### Task item
Search the data for the word "JSON" and copy every line that contains it.

Data to process Start Marker

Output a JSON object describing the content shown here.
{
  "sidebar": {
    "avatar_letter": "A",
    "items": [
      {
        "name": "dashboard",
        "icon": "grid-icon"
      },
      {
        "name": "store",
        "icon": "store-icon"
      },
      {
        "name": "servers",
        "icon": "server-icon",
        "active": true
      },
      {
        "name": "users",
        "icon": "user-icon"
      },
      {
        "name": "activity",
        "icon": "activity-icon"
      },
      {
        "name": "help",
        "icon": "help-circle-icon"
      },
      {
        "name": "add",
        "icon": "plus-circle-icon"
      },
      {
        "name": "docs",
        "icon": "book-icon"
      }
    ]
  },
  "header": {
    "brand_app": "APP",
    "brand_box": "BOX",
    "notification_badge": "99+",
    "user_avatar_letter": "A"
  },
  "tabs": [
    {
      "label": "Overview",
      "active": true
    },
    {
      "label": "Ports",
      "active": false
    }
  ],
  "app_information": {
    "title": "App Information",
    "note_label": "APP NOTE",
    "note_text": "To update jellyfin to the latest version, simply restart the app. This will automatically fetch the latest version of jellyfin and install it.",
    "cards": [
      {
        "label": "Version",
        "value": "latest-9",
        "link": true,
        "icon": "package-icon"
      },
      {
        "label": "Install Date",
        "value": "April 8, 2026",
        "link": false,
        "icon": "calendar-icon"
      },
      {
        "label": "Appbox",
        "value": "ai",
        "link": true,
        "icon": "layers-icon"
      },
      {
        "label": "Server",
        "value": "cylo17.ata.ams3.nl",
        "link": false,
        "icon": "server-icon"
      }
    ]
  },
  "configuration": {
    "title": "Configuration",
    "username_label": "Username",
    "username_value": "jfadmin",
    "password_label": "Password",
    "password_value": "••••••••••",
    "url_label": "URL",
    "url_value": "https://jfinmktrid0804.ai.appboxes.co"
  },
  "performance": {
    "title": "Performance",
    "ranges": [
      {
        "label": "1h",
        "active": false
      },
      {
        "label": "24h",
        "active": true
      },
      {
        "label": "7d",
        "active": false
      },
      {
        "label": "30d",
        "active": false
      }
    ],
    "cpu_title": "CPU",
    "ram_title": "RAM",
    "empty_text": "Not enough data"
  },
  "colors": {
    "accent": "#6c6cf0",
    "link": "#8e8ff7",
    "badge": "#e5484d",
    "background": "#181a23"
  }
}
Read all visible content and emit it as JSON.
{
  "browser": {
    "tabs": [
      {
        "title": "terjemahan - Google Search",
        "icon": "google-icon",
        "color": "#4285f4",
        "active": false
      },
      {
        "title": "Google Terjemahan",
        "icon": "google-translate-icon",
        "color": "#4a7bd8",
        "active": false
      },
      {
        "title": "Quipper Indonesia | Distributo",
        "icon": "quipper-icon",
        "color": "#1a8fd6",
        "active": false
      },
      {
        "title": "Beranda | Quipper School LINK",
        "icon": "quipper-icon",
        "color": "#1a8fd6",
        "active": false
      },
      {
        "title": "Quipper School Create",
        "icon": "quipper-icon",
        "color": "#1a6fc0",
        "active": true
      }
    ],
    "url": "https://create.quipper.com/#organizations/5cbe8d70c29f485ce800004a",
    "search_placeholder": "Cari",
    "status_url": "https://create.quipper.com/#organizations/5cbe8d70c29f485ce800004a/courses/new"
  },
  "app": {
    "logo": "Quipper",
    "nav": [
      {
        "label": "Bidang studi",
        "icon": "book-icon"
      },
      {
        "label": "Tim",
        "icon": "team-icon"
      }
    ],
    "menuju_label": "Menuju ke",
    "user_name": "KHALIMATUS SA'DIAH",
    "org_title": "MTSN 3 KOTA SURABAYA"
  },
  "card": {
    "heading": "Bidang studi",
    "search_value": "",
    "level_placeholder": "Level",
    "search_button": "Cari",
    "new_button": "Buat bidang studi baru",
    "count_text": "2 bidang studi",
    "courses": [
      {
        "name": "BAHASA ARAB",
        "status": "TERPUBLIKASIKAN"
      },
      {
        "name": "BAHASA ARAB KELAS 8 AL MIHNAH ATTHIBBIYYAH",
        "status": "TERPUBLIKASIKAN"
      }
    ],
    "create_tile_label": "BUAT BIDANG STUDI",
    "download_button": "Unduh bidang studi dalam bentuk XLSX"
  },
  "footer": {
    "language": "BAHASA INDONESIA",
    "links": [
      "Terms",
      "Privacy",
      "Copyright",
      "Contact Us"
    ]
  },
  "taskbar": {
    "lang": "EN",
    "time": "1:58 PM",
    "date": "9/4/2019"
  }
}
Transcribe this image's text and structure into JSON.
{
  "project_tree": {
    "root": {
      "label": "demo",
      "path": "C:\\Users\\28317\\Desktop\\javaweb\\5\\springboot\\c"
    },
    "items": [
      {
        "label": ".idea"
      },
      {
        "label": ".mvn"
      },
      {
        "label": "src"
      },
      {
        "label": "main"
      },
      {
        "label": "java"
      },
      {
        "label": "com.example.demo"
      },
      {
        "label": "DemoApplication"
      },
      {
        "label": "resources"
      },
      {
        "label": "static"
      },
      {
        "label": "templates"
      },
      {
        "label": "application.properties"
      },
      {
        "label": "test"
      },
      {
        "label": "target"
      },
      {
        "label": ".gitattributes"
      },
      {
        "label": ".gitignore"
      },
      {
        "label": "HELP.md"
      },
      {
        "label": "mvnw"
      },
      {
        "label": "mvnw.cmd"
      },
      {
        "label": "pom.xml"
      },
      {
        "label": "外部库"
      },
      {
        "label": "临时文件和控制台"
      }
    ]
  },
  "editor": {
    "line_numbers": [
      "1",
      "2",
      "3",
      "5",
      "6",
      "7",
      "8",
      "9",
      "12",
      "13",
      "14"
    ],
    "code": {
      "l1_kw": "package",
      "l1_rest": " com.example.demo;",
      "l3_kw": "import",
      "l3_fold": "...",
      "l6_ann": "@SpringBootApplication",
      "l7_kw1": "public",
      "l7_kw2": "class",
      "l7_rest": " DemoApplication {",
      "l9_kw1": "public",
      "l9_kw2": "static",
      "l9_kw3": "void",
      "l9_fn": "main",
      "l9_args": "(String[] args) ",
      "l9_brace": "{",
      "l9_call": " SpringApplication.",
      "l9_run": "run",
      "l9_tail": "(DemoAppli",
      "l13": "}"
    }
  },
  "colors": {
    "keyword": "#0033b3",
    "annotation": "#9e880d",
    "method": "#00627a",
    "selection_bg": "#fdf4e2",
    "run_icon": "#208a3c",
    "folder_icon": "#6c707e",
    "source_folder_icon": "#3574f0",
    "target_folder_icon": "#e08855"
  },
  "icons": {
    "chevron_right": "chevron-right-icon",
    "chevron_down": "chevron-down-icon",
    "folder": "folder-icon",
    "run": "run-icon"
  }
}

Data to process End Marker

### Written response
Output a JSON object describing the content shown here.
Read all visible content and emit it as JSON.
Transcribe this image's text and structure into JSON.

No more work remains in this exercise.